After an enterprising start with outcast RPG Moon, Love-de-Lic displayed no signs of being intimidated by the public’s shortage of interest for their revolutionary product. While Nishi would spend the next three years of his career planning his next blow at videogame conventions, it was Taro Kudo’s turn to assume control and share his own vision as a main designer. Under an unusual packaging style, with a game disc whose printing resembles a common CD-R, UFO: A Day in the Life is an original game that strays far from the intricacy of the RPG system, fitting right into that category of games whose singular style lacks definition.A group of aliens boarding a flying saucer stationed outside the Earth’s gravitational field visits the blue planet in a rescuing mission. Over fifty alien creatures have gone missing from a UFO crash in an apartment roof. These different species are now living underneath the coating of visible reality, interfering with the life of humans and animals. A search party is launched in order to salvage them, but the mission is aggravated by the fact that the rescuer, the playable character, is also unable to perceive where the aliens hide and must use a device named COSMIC in order to unveil them. This electronic device planted on the top of the character’s head resonates with alien presence, displaying an icon at the top corner of the screen wherever one such being is nigh. Much like a common camera, it allows the player to take up to ten photos of the spaces where the missing entities may reside, later to be analyzed back in the space craft by an eccentric character named “Mother”, who eats the negatives and produces images, if that is the case, of the hidden aliens.
UFO is a game hard to associate with any of the popular genres. While there is something very RPG about it, the fact remains that it is essentially a “puzzle game” where the player is able to visit the same locations in at different hours of the day in order to learn the routines and find the anomalies which take place. For instance, when the cat on the roof, gazing at the sky, is seen with his fur standing up and then running away, it’s a good indication that he may have been in contact with an alien. The central and final objective is to take pictures around places where strange events take place, where the routines are disturbed, and then take a good look at the results produced. When a snapshot shows the alien creature in full body, or meeting certain requirements (sometimes the player must take a picture during key-moments in order to get a photograph of the alien performing a certain action), the team is able to locate and transport it back to the ship. As the player keeps rescuing these lost extra-terrestrials, new locations open as well as different times of the day in which to find them.
Even if the goal is only achieved by pointing the color-shifting frame to seemingly empty spaces, the process is extremely gratifying, sometimes even obsessive. As it happens with any good puzzle, UFO takes time and patience to complete. Other than observing the behavior of the apartment residents and learning their routine, Taro Kudo’s game plan also requires the player to listen and to be able to produce imaginative guesses. To discover all of the five dozens of creatures one must be able to understand each creature, their morphology and individual conduct.
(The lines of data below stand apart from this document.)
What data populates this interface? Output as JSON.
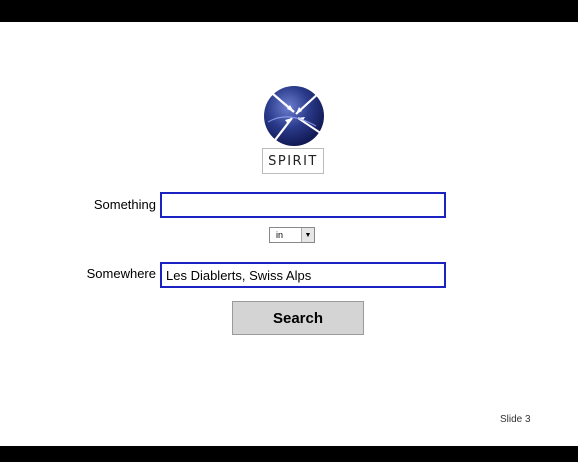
{
  "logo": {
    "text": "SPIRIT",
    "globe_color": "#2a3a8a"
  },
  "form": {
    "something_label": "Something",
    "something_value": "",
    "connector_select_value": "in",
    "somewhere_label": "Somewhere",
    "somewhere_value": "Les Diablerts, Swiss Alps",
    "search_label": "Search"
  },
  "footer": {
    "slide_label": "Slide 3"
  },
  "colors": {
    "field_border": "#1b22c2",
    "bars": "#000000",
    "button_bg": "#d4d4d4"
  }
}
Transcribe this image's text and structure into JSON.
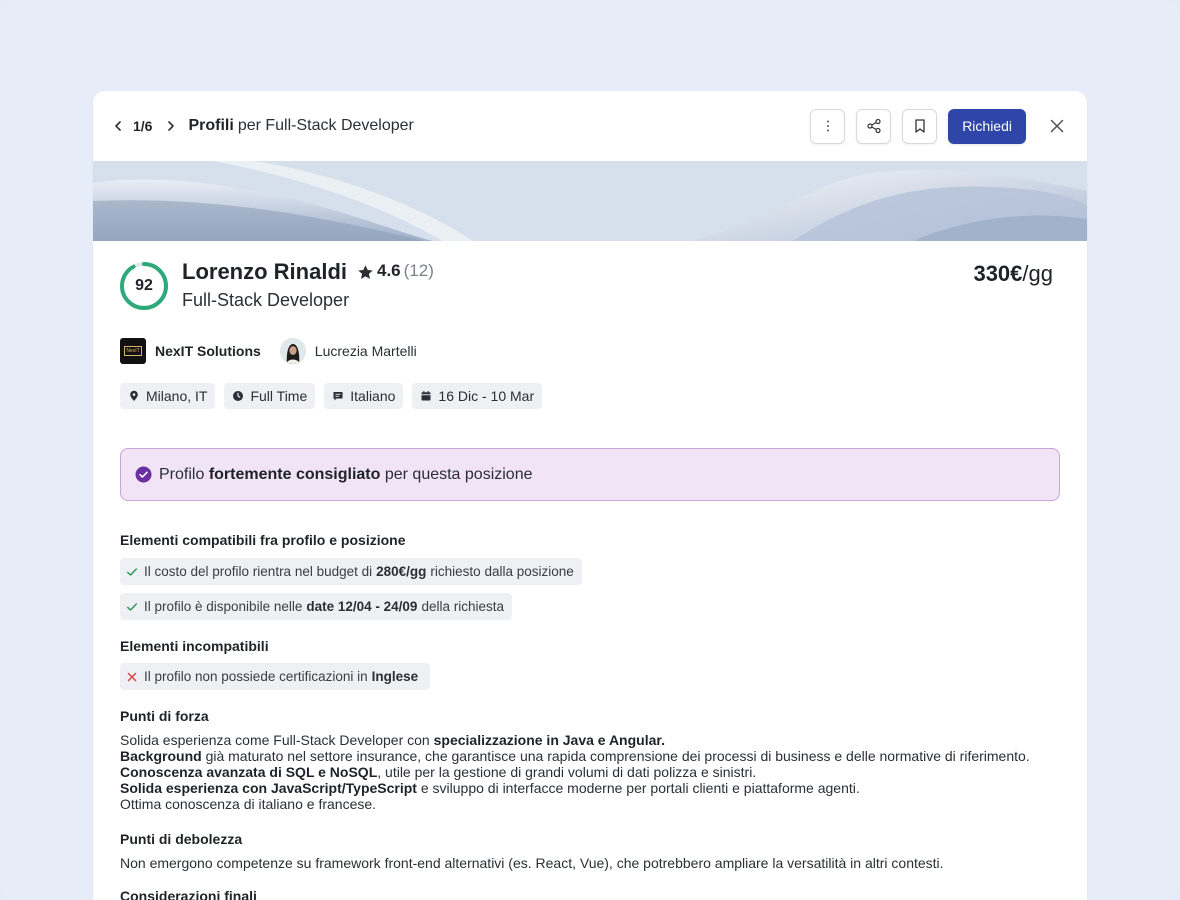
{
  "header": {
    "counter": "1/6",
    "title_bold": "Profili",
    "title_rest": "per Full-Stack Developer",
    "request_label": "Richiedi",
    "icons": [
      "chevron-left-icon",
      "chevron-right-icon",
      "more-vertical-icon",
      "share-icon",
      "bookmark-icon",
      "close-icon"
    ]
  },
  "profile": {
    "score": "92",
    "score_fraction": 0.92,
    "name": "Lorenzo Rinaldi",
    "rating": "4.6",
    "rating_count": "(12)",
    "role": "Full-Stack Developer",
    "price_value": "330€",
    "price_unit": "/gg",
    "company_name": "NexIT Solutions",
    "company_logo_text": "NexIT",
    "person_name": "Lucrezia Martelli"
  },
  "chips": [
    {
      "icon": "location-pin-icon",
      "label": "Milano, IT"
    },
    {
      "icon": "clock-icon",
      "label": "Full Time"
    },
    {
      "icon": "chat-icon",
      "label": "Italiano"
    },
    {
      "icon": "calendar-icon",
      "label": "16 Dic - 10 Mar"
    }
  ],
  "recommendation": {
    "pre": "Profilo",
    "bold": "fortemente consigliato",
    "post": "per questa posizione"
  },
  "compatible": {
    "title": "Elementi compatibili fra profilo e posizione",
    "items": [
      {
        "pre": "Il costo del profilo rientra nel budget di",
        "bold": "280€/gg",
        "post": "richiesto dalla posizione"
      },
      {
        "pre": "Il profilo è disponibile nelle",
        "bold": "date 12/04 - 24/09",
        "post": "della richiesta"
      }
    ]
  },
  "incompatible": {
    "title": "Elementi incompatibili",
    "items": [
      {
        "pre": "Il profilo non possiede certificazioni in",
        "bold": "Inglese",
        "post": ""
      }
    ]
  },
  "strengths": {
    "title": "Punti di forza",
    "lines": [
      {
        "pre": "Solida esperienza come Full-Stack Developer con ",
        "bold": "specializzazione in Java e Angular.",
        "post": ""
      },
      {
        "pre": "",
        "bold": "Background",
        "post": " già maturato nel settore insurance, che garantisce una rapida comprensione dei processi di business e delle normative di riferimento."
      },
      {
        "pre": "",
        "bold": "Conoscenza avanzata di SQL e NoSQL",
        "post": ", utile per la gestione di grandi volumi di dati polizza e sinistri."
      },
      {
        "pre": "",
        "bold": "Solida esperienza con JavaScript/TypeScript",
        "post": " e sviluppo di interfacce moderne per portali clienti e piattaforme agenti."
      },
      {
        "pre": "Ottima conoscenza di italiano e francese.",
        "bold": "",
        "post": ""
      }
    ]
  },
  "weaknesses": {
    "title": "Punti di debolezza",
    "text": "Non emergono competenze su framework front-end alternativi (es. React, Vue), che potrebbero ampliare la versatilità in altri contesti."
  },
  "final": {
    "title": "Considerazioni finali"
  },
  "colors": {
    "primary": "#2f45a8",
    "score_ring": "#2eaa7a",
    "recommend_bg": "#f1e4f7",
    "recommend_border": "#c7a4dc",
    "check": "#2e9a5a",
    "cross": "#d64545",
    "badge_purple": "#6a2fa0"
  }
}
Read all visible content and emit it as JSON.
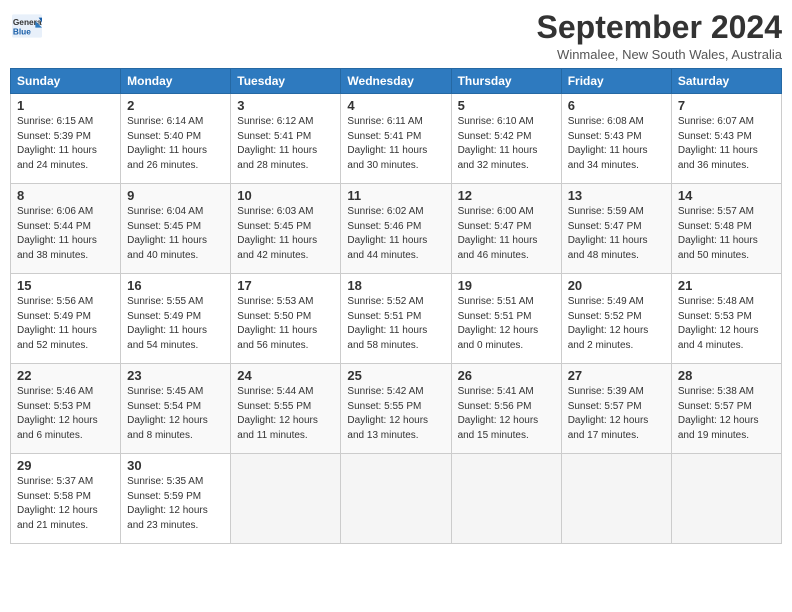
{
  "header": {
    "logo_line1": "General",
    "logo_line2": "Blue",
    "month_title": "September 2024",
    "subtitle": "Winmalee, New South Wales, Australia"
  },
  "days_of_week": [
    "Sunday",
    "Monday",
    "Tuesday",
    "Wednesday",
    "Thursday",
    "Friday",
    "Saturday"
  ],
  "weeks": [
    [
      {
        "day": "1",
        "info": "Sunrise: 6:15 AM\nSunset: 5:39 PM\nDaylight: 11 hours\nand 24 minutes."
      },
      {
        "day": "2",
        "info": "Sunrise: 6:14 AM\nSunset: 5:40 PM\nDaylight: 11 hours\nand 26 minutes."
      },
      {
        "day": "3",
        "info": "Sunrise: 6:12 AM\nSunset: 5:41 PM\nDaylight: 11 hours\nand 28 minutes."
      },
      {
        "day": "4",
        "info": "Sunrise: 6:11 AM\nSunset: 5:41 PM\nDaylight: 11 hours\nand 30 minutes."
      },
      {
        "day": "5",
        "info": "Sunrise: 6:10 AM\nSunset: 5:42 PM\nDaylight: 11 hours\nand 32 minutes."
      },
      {
        "day": "6",
        "info": "Sunrise: 6:08 AM\nSunset: 5:43 PM\nDaylight: 11 hours\nand 34 minutes."
      },
      {
        "day": "7",
        "info": "Sunrise: 6:07 AM\nSunset: 5:43 PM\nDaylight: 11 hours\nand 36 minutes."
      }
    ],
    [
      {
        "day": "8",
        "info": "Sunrise: 6:06 AM\nSunset: 5:44 PM\nDaylight: 11 hours\nand 38 minutes."
      },
      {
        "day": "9",
        "info": "Sunrise: 6:04 AM\nSunset: 5:45 PM\nDaylight: 11 hours\nand 40 minutes."
      },
      {
        "day": "10",
        "info": "Sunrise: 6:03 AM\nSunset: 5:45 PM\nDaylight: 11 hours\nand 42 minutes."
      },
      {
        "day": "11",
        "info": "Sunrise: 6:02 AM\nSunset: 5:46 PM\nDaylight: 11 hours\nand 44 minutes."
      },
      {
        "day": "12",
        "info": "Sunrise: 6:00 AM\nSunset: 5:47 PM\nDaylight: 11 hours\nand 46 minutes."
      },
      {
        "day": "13",
        "info": "Sunrise: 5:59 AM\nSunset: 5:47 PM\nDaylight: 11 hours\nand 48 minutes."
      },
      {
        "day": "14",
        "info": "Sunrise: 5:57 AM\nSunset: 5:48 PM\nDaylight: 11 hours\nand 50 minutes."
      }
    ],
    [
      {
        "day": "15",
        "info": "Sunrise: 5:56 AM\nSunset: 5:49 PM\nDaylight: 11 hours\nand 52 minutes."
      },
      {
        "day": "16",
        "info": "Sunrise: 5:55 AM\nSunset: 5:49 PM\nDaylight: 11 hours\nand 54 minutes."
      },
      {
        "day": "17",
        "info": "Sunrise: 5:53 AM\nSunset: 5:50 PM\nDaylight: 11 hours\nand 56 minutes."
      },
      {
        "day": "18",
        "info": "Sunrise: 5:52 AM\nSunset: 5:51 PM\nDaylight: 11 hours\nand 58 minutes."
      },
      {
        "day": "19",
        "info": "Sunrise: 5:51 AM\nSunset: 5:51 PM\nDaylight: 12 hours\nand 0 minutes."
      },
      {
        "day": "20",
        "info": "Sunrise: 5:49 AM\nSunset: 5:52 PM\nDaylight: 12 hours\nand 2 minutes."
      },
      {
        "day": "21",
        "info": "Sunrise: 5:48 AM\nSunset: 5:53 PM\nDaylight: 12 hours\nand 4 minutes."
      }
    ],
    [
      {
        "day": "22",
        "info": "Sunrise: 5:46 AM\nSunset: 5:53 PM\nDaylight: 12 hours\nand 6 minutes."
      },
      {
        "day": "23",
        "info": "Sunrise: 5:45 AM\nSunset: 5:54 PM\nDaylight: 12 hours\nand 8 minutes."
      },
      {
        "day": "24",
        "info": "Sunrise: 5:44 AM\nSunset: 5:55 PM\nDaylight: 12 hours\nand 11 minutes."
      },
      {
        "day": "25",
        "info": "Sunrise: 5:42 AM\nSunset: 5:55 PM\nDaylight: 12 hours\nand 13 minutes."
      },
      {
        "day": "26",
        "info": "Sunrise: 5:41 AM\nSunset: 5:56 PM\nDaylight: 12 hours\nand 15 minutes."
      },
      {
        "day": "27",
        "info": "Sunrise: 5:39 AM\nSunset: 5:57 PM\nDaylight: 12 hours\nand 17 minutes."
      },
      {
        "day": "28",
        "info": "Sunrise: 5:38 AM\nSunset: 5:57 PM\nDaylight: 12 hours\nand 19 minutes."
      }
    ],
    [
      {
        "day": "29",
        "info": "Sunrise: 5:37 AM\nSunset: 5:58 PM\nDaylight: 12 hours\nand 21 minutes."
      },
      {
        "day": "30",
        "info": "Sunrise: 5:35 AM\nSunset: 5:59 PM\nDaylight: 12 hours\nand 23 minutes."
      },
      {
        "day": "",
        "info": ""
      },
      {
        "day": "",
        "info": ""
      },
      {
        "day": "",
        "info": ""
      },
      {
        "day": "",
        "info": ""
      },
      {
        "day": "",
        "info": ""
      }
    ]
  ]
}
The picturesque minimalism of Kurashima’s stereotypical hand-drawn characters contrasts with the pre-rendered backgrounds, where appropriate lighting effects, multiple layers and a massive amount of detail were applied. The animations are deliberately abrupt and idiosyncratic, stylized and capable of characterizing each personage with a unique feel: to see the painter shake the wine glass in his hands while gazing at his own picture in awe or the young and mindless teenager scratch her overly-thin arm is easily among the most delightful visual recollections from the 32-bit era.
Of some relevance in UFO, music is something that resides somewhere between the subtle and the imperceptible. It does not mean, however, that the quality of the game’s compositions isn’t suited: the very nature of the game prevents any musical score to be placed upfront along with the visual action, or even the precious sound-effects which guide the player in some laborious puzzles. Melodic themes appear in the beginning of each phase, mostly small sound clips that accompany the introduction into the space of the room. Other themes, when the player is exploring the mother ship, consist of space-age synthesizer loops, very inventive and absorbing. In the core of this unusual game lies a very inventive concept which deserves to be understood. First of all, there’s a great deal of alien typologies, many kinds of creatures which the player must rescue, giving the impression that alien life isn’t as straightforward and as dull as it is often depicted, through the prevailing image of grey or green humanoids that kidnap people in the middle of the night to make experiments on their bodies. Humans are essential to the game, but they inhabit another distinctive layer of the game’s reality, along with that where our alien character operates: they cannot see the character, but the player can see them. Below these two stratums of the game’s fiction is another one which is offered in small fragments of time and space, captured in the minute frame of the cosmic camera, displaying the lost, careless aliens who are invisible to both the humans and the rescuing party.
Underneath it all, UFO presents an alternative and cheerful depiction of what alien life could be like, the non-terrestrial entities operating with their own agenda and fulfilling their own needs in the world of humans, masked and protected by their ordinary invisibility. Like some sounds are known to be inaudible to the human ear, we also know there are other spectrums of the visible universe which our eye or senses cannot perceive. Strange things happen around us all the time, events which occur right under our noses and which we ignore or neglect. But this game allows for us to be part of that undetectable world that surrounds: to live a day in the life of an extra-terrestrial.